  304. Winograd, T. and F. Flores (1987). Understanding Computers and Cognition. Norwood, NJ: Ablex Publishing.Google Scholar
  305. Winthereik, B. R. and S. Vikkelsø (2005). ICT and Integrated Care: Some Dilemmas of Standardising Inter-Organisational Communication. Computer Supported Cooperative Work, vol. 14, no. 1, pp. 43–67.Google Scholar
  306. Winthereik, B. R., A. de Bont, and M. Berg (2002). Accessing the world of doctors and their computers. Scandinavian Journal of Information Systems, vol. 14, no. 2, pp. 47–58.Google Scholar
  307. Wolf, M. (1992). A Thrice-told Tale: Feminism, Postmodernism, and Ethnographic Responsibility. Stanford, CA, USA: Stanford University Press.Google Scholar
  308. Woolgar, S. (1988). Science: the Very Idea. London: Routledge.Google Scholar
  309. Wynn, E. H. (1979). Office Conversation as an Information Medium. Unpublished Ph.D. Dissertation. University of California, Berkeley, CA, USA.Google Scholar
  310. Yanagisako, S. and C. Delaney (eds.) (1995). Naturalizing power: Essays in feminist cultural analysis. New York: Routledge.Google Scholar

Copyright information

© Springer Science+Business Media Dordrecht 2013

Authors and Affiliations

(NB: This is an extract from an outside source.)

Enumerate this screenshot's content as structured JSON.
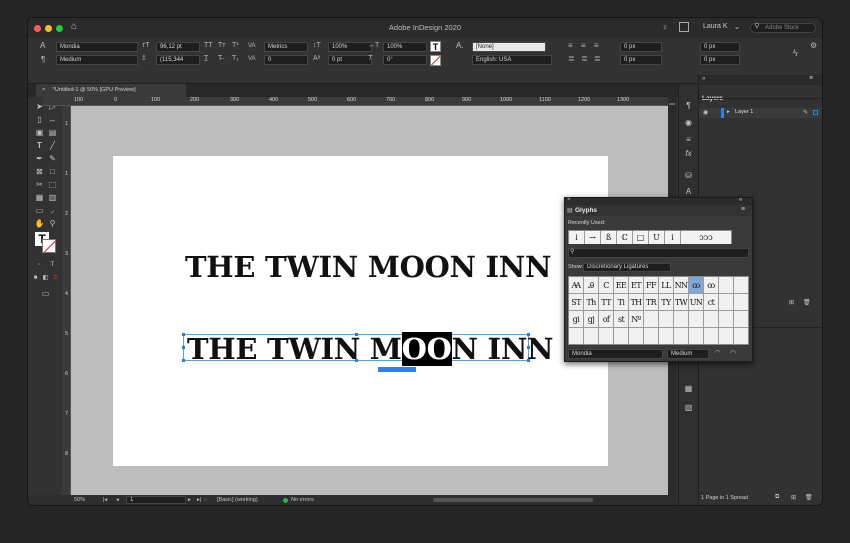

  1. 1.IBM ResearchSan JoseUSA
  2. 2.University of OuluOuluFinland
  3. 3.Luleå University of TechnologyLuleåSweden

Personalised recommendations